**Source data:**
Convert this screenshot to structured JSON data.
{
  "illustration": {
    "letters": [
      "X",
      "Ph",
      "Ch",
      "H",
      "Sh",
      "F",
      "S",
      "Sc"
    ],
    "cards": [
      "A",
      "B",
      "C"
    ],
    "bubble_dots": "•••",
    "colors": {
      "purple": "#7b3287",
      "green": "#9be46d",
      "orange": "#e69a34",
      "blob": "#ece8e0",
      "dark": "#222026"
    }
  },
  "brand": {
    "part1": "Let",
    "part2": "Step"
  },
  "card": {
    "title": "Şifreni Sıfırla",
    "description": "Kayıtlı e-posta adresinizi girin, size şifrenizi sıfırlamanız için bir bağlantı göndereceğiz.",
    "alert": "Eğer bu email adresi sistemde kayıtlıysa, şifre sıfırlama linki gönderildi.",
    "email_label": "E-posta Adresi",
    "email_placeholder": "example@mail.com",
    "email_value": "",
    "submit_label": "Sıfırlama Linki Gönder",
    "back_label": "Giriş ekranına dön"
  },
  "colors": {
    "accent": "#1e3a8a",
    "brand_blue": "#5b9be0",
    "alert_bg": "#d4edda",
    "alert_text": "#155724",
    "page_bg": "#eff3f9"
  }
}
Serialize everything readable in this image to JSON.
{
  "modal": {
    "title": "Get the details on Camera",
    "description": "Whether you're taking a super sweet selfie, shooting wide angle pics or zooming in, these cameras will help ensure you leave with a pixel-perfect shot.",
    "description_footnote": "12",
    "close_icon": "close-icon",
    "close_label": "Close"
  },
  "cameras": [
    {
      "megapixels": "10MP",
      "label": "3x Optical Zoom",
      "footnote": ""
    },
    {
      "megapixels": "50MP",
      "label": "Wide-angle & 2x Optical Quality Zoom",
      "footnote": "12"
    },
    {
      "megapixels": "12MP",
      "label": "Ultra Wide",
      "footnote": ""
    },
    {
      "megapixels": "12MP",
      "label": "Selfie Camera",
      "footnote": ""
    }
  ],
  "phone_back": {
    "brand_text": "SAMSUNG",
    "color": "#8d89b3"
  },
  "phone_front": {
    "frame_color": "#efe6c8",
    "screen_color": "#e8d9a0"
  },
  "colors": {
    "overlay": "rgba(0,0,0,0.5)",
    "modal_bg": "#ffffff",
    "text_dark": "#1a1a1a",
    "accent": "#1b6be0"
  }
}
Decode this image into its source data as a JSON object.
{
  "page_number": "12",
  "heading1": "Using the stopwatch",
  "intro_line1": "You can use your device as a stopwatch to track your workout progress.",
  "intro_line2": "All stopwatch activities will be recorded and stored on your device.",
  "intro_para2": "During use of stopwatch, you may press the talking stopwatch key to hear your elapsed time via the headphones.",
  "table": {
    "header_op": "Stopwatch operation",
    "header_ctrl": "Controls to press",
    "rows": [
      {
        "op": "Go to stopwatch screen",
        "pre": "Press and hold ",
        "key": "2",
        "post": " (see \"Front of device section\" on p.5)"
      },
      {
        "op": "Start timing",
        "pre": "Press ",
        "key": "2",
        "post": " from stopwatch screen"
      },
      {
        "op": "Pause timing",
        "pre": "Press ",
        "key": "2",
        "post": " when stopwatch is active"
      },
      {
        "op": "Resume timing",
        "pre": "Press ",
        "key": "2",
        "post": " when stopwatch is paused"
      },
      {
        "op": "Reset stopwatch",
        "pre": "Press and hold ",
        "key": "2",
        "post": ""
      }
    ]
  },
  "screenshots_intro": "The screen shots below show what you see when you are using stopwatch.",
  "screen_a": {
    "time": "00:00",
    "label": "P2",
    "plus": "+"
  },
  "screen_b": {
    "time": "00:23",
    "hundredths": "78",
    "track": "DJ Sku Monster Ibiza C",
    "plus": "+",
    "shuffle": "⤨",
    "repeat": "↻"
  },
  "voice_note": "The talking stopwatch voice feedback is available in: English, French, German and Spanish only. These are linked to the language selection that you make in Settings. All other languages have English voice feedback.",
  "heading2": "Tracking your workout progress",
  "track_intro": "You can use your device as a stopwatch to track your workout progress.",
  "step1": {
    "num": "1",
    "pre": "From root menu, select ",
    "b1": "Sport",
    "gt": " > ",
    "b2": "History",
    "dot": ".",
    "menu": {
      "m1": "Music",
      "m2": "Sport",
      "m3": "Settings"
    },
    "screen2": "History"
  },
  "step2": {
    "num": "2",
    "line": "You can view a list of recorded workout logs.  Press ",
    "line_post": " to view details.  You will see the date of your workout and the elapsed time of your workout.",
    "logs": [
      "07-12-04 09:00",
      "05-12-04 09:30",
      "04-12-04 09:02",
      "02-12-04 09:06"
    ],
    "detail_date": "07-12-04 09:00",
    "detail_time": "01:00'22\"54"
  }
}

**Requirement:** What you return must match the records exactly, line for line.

**Answer to the problem:**
Convert this screenshot to structured JSON data.
{
  "illustration": {
    "letters": [
      "X",
      "Ph",
      "Ch",
      "H",
      "Sh",
      "F",
      "S",
      "Sc"
    ],
    "cards": [
      "A",
      "B",
      "C"
    ],
    "bubble_dots": "•••",
    "colors": {
      "purple": "#7b3287",
      "green": "#9be46d",
      "orange": "#e69a34",
      "blob": "#ece8e0",
      "dark": "#222026"
    }
  },
  "brand": {
    "part1": "Let",
    "part2": "Step"
  },
  "card": {
    "title": "Şifreni Sıfırla",
    "description": "Kayıtlı e-posta adresinizi girin, size şifrenizi sıfırlamanız için bir bağlantı göndereceğiz.",
    "alert": "Eğer bu email adresi sistemde kayıtlıysa, şifre sıfırlama linki gönderildi.",
    "email_label": "E-posta Adresi",
    "email_placeholder": "example@mail.com",
    "email_value": "",
    "submit_label": "Sıfırlama Linki Gönder",
    "back_label": "Giriş ekranına dön"
  },
  "colors": {
    "accent": "#1e3a8a",
    "brand_blue": "#5b9be0",
    "alert_bg": "#d4edda",
    "alert_text": "#155724",
    "page_bg": "#eff3f9"
  }
}
Serialize everything readable in this image to JSON.
{
  "modal": {
    "title": "Get the details on Camera",
    "description": "Whether you're taking a super sweet selfie, shooting wide angle pics or zooming in, these cameras will help ensure you leave with a pixel-perfect shot.",
    "description_footnote": "12",
    "close_icon": "close-icon",
    "close_label": "Close"
  },
  "cameras": [
    {
      "megapixels": "10MP",
      "label": "3x Optical Zoom",
      "footnote": ""
    },
    {
      "megapixels": "50MP",
      "label": "Wide-angle & 2x Optical Quality Zoom",
      "footnote": "12"
    },
    {
      "megapixels": "12MP",
      "label": "Ultra Wide",
      "footnote": ""
    },
    {
      "megapixels": "12MP",
      "label": "Selfie Camera",
      "footnote": ""
    }
  ],
  "phone_back": {
    "brand_text": "SAMSUNG",
    "color": "#8d89b3"
  },
  "phone_front": {
    "frame_color": "#efe6c8",
    "screen_color": "#e8d9a0"
  },
  "colors": {
    "overlay": "rgba(0,0,0,0.5)",
    "modal_bg": "#ffffff",
    "text_dark": "#1a1a1a",
    "accent": "#1b6be0"
  }
}
Decode this image into its source data as a JSON object.
{
  "page_number": "12",
  "heading1": "Using the stopwatch",
  "intro_line1": "You can use your device as a stopwatch to track your workout progress.",
  "intro_line2": "All stopwatch activities will be recorded and stored on your device.",
  "intro_para2": "During use of stopwatch, you may press the talking stopwatch key to hear your elapsed time via the headphones.",
  "table": {
    "header_op": "Stopwatch operation",
    "header_ctrl": "Controls to press",
    "rows": [
      {
        "op": "Go to stopwatch screen",
        "pre": "Press and hold ",
        "key": "2",
        "post": " (see \"Front of device section\" on p.5)"
      },
      {
        "op": "Start timing",
        "pre": "Press ",
        "key": "2",
        "post": " from stopwatch screen"
      },
      {
        "op": "Pause timing",
        "pre": "Press ",
        "key": "2",
        "post": " when stopwatch is active"
      },
      {
        "op": "Resume timing",
        "pre": "Press ",
        "key": "2",
        "post": " when stopwatch is paused"
      },
      {
        "op": "Reset stopwatch",
        "pre": "Press and hold ",
        "key": "2",
        "post": ""
      }
    ]
  },
  "screenshots_intro": "The screen shots below show what you see when you are using stopwatch.",
  "screen_a": {
    "time": "00:00",
    "label": "P2",
    "plus": "+"
  },
  "screen_b": {
    "time": "00:23",
    "hundredths": "78",
    "track": "DJ Sku Monster Ibiza C",
    "plus": "+",
    "shuffle": "⤨",
    "repeat": "↻"
  },
  "voice_note": "The talking stopwatch voice feedback is available in: English, French, German and Spanish only. These are linked to the language selection that you make in Settings. All other languages have English voice feedback.",
  "heading2": "Tracking your workout progress",
  "track_intro": "You can use your device as a stopwatch to track your workout progress.",
  "step1": {
    "num": "1",
    "pre": "From root menu, select ",
    "b1": "Sport",
    "gt": " > ",
    "b2": "History",
    "dot": ".",
    "menu": {
      "m1": "Music",
      "m2": "Sport",
      "m3": "Settings"
    },
    "screen2": "History"
  },
  "step2": {
    "num": "2",
    "line": "You can view a list of recorded workout logs.  Press ",
    "line_post": " to view details.  You will see the date of your workout and the elapsed time of your workout.",
    "logs": [
      "07-12-04 09:00",
      "05-12-04 09:30",
      "04-12-04 09:02",
      "02-12-04 09:06"
    ],
    "detail_date": "07-12-04 09:00",
    "detail_time": "01:00'22\"54"
  }
}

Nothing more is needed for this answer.